While arguing before the Mahanagar Magistrate A. V. Kulkarni, Adv.
Satish Maneshinde claimed that the CID Police are following Al …

India specific US report-- by a neo-Jayachand


This a trivial and embarrassingly bad report, not something that the
Secretary of State Condoleeza Rice would presnt before the U.S. Senate or
the Congress.

The following points are worth noting:

1. It gives a certificate of good conduct to the UPA government, but
expresses impatience for not doing enough, especially with regard to the
Gujarat Cm Modi.

2. It complains about rewriting history books! To quote: "Following
its electoral victory in May, the Government began to address a number of
human rights concerns that have arisen in recent years.
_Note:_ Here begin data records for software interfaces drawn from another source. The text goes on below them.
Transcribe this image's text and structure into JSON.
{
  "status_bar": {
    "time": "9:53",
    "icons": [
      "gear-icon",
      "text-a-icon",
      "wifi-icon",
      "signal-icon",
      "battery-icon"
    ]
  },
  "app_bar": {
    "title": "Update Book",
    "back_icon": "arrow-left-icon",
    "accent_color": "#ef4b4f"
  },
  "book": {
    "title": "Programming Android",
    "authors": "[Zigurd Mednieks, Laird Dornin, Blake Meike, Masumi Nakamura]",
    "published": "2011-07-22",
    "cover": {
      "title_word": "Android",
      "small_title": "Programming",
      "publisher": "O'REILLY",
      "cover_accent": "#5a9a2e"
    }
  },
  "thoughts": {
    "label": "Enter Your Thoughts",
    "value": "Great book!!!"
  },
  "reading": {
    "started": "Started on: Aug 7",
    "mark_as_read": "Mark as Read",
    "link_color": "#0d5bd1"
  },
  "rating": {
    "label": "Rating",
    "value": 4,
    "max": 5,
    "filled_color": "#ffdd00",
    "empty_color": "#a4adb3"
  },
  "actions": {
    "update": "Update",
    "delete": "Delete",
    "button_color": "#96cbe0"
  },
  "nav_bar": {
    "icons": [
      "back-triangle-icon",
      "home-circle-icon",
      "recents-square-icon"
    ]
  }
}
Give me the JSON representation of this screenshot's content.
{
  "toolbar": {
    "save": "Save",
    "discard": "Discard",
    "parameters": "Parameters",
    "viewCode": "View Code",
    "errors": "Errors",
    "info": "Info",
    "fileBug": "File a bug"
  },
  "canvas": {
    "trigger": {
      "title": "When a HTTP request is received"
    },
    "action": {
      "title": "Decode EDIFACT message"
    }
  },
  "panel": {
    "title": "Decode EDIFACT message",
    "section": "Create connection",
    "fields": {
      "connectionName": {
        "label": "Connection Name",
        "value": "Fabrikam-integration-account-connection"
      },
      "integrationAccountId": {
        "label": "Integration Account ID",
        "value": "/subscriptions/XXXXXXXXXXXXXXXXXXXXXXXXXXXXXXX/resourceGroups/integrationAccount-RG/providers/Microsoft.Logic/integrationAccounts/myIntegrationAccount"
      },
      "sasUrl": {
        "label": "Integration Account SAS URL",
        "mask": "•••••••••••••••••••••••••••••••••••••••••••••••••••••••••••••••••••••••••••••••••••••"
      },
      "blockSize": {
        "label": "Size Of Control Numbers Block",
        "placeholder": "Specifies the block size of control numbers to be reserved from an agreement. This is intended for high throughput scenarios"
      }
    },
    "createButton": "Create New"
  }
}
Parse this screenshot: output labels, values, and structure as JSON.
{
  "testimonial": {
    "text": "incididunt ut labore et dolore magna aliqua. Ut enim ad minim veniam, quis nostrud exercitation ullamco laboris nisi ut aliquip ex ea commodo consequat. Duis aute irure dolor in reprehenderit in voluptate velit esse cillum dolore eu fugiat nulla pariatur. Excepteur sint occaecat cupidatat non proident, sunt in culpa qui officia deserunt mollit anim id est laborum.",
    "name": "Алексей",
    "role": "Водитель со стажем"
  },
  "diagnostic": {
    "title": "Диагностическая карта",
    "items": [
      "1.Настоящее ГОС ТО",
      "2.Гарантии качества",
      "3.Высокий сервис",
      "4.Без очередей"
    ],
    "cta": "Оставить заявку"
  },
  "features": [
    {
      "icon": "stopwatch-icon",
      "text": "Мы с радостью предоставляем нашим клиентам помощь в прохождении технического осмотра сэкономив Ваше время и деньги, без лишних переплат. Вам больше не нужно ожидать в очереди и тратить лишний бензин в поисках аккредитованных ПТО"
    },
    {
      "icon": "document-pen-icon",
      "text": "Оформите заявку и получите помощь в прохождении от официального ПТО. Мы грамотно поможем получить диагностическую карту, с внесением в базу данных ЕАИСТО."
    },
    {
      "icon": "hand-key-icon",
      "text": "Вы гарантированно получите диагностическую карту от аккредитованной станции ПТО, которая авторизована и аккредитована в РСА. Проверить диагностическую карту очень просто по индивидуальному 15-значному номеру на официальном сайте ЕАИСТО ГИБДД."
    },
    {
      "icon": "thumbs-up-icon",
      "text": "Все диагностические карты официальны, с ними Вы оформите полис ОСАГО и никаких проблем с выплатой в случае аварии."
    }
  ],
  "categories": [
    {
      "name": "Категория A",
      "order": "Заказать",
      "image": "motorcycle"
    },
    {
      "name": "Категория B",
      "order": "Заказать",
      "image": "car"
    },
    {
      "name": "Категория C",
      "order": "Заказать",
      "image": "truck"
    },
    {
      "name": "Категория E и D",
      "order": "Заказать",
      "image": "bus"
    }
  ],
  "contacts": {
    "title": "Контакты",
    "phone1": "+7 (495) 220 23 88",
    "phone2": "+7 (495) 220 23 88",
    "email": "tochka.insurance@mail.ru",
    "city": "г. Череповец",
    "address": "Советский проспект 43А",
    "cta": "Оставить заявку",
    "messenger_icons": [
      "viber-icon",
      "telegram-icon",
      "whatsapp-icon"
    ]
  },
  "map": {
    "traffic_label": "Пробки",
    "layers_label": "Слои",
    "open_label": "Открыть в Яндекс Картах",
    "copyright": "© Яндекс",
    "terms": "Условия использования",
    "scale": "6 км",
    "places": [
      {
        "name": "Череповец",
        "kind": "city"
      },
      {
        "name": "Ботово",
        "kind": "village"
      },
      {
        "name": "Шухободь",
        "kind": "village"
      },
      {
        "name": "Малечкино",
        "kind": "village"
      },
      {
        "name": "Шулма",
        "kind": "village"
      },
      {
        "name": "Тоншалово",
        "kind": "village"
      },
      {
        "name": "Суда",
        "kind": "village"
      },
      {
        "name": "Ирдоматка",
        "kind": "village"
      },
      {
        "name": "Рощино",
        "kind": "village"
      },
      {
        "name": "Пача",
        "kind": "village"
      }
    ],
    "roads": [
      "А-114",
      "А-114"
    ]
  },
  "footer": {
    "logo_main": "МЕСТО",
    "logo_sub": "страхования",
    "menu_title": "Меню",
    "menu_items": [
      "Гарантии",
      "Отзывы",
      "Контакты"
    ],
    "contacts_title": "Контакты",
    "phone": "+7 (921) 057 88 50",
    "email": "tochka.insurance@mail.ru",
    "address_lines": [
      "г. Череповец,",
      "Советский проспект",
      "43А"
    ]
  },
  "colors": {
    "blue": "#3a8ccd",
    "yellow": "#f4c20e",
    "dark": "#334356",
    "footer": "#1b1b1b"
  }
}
For example, it
moved quickly to rewrite school textbooks (which the previous Government had
rewritten to promote the BJP's Hindu nationalist propaganda) in order to
stress the contributions of the Muslim, Sikh, Buddhist and Christian
minority communities. However, the rewrite of the textbooks has not been
completed, and the state of Gujarat has not recalled its old tex…

USA meddling in India praises 'rewriting' textbooks

Press Trust of India

WASHINGTON, March 29. — Despite being a “vibrant democracy”, India’s human rights enforcement record has been “poor” and needs improvement, the USA has said in a report.

In its second such report in a month, the US State Department yesterday criticised New Delhi’s human rights record but said the new UPA government at the Centre has started addressing rights concerns that have “arisen over the years”.

While lauding the Centre for “rewriting school textbooks” and “addressing the aftermath of the Gujarat riots”, the 293-page report, titled “Supporting Human Rights and Democracy,” reiterated concern over the situation in Gujarat.

“Following its electoral victory in May, the government began to address a number of human rights concerns that have arisen in recent years. For example, it moved quickly to rewrite school textbooks... in order to stress the contributions of the Muslim, Sikh, Buddhist and Christian minority communities,” it said. However, it said, the rewriti…